Continued Opioid Prescription Fills Higher Among Cancer Survivors
Managing chronic pain after a cancer diagnosis remains a challenge.
Rates of opioid prescription use is substantially higher among cancer survivors compared with individuals without a prior cancer diagnosis, according to a recent study.
For the study, published in Cancer, investigators sought to examine the differences in opioid prescribing rates among cancer survivors versus matched controls without a history of cancer.
Enrolled in the retrospective population-wide matched cohort study were 8601 individuals residing in Ontario, Canada, who were aged 18 to 64 years and were at least 5 years passed their cancer diagnosis.
The participants were matched to 8601 controls without a prior history of cancer based on sex and year of birth.

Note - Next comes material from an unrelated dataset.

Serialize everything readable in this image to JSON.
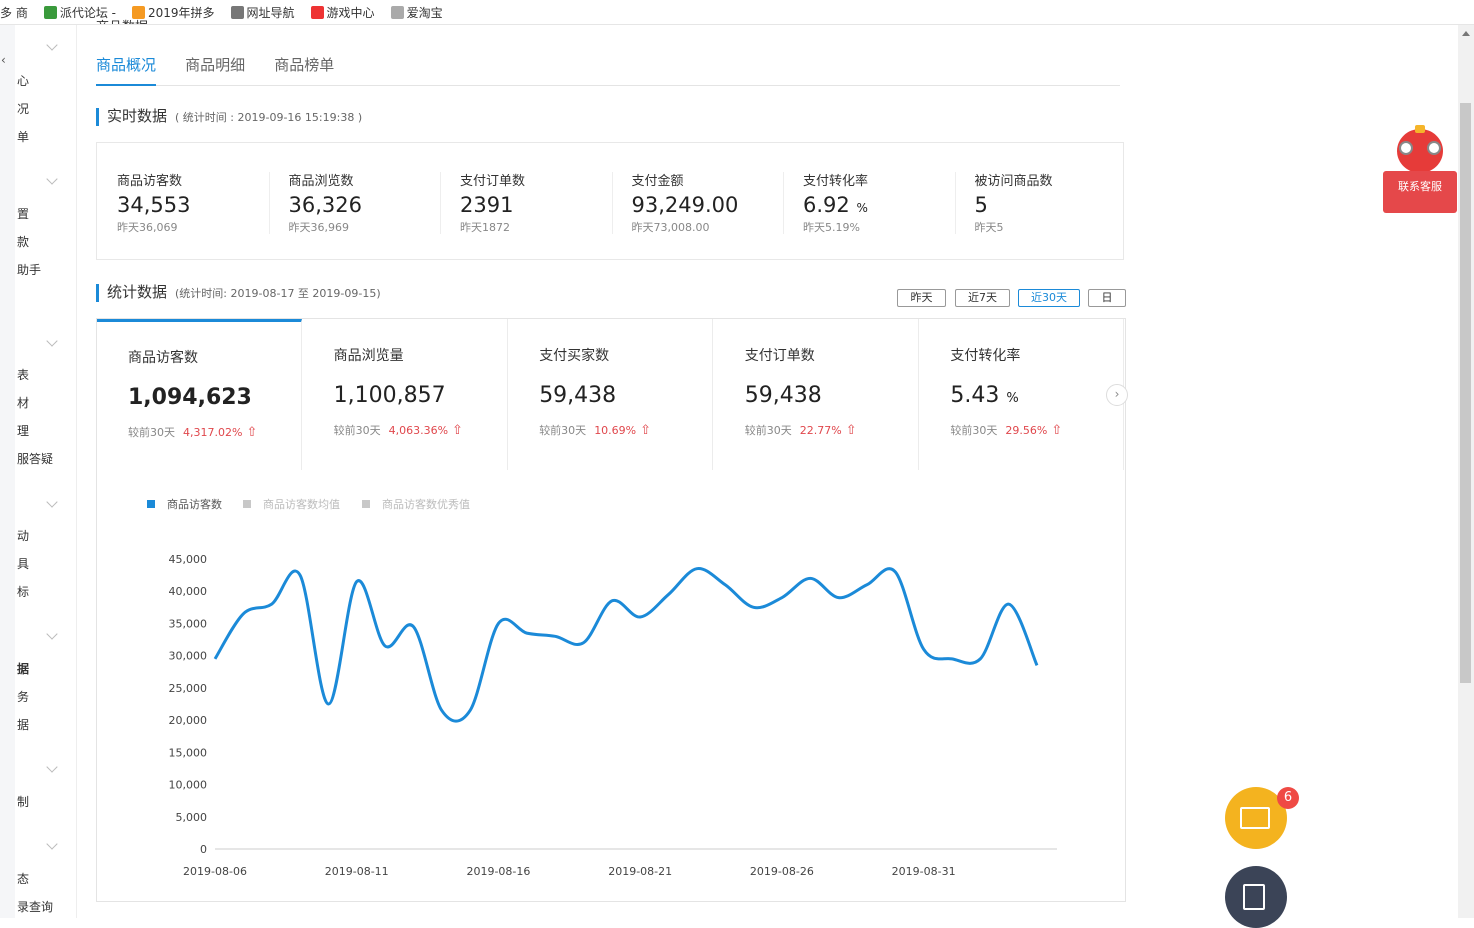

Follow-up was terminated at any indication of cancer recurrence, second malignancy, or new cancer diagnosis.
An Andersen-Gill recurrent event regression model was used to examine the association between survivorship and opioid prescription use.
The scientists looked for opioid prescriptions filled at a pharmacy dating back to 2010 for each participant.
The results of the study showed the rate of opioid prescribing was 1.22 times higher among cancer survivors than their matched controls.
Younger individuals from lower income quintiles with more comorbidities had significantly higher prescribing rates, according to the report. Sex was not associated with prescribing rates, the authors noted.
In addition, the increased rate of opioid prescribing was also observed among cancer survivors who were 10 or more years past their cancer diagnosis.
“Our research findings raise concerns about the diagnosis and management of chronic pain problems among survivors stemming from their cancer diagnosis or treatment,” said senior scientist Rinku Sutradhar, PhD. “Physicians providing primary care to cancer survivors should consider close examination of reasons for continued opioid use to differentiate chronic pain from dependency.”
More than 50,000 Americans died from a drug overdose in 2015. In recent years, overdoses have become the leading cause of accidental deaths.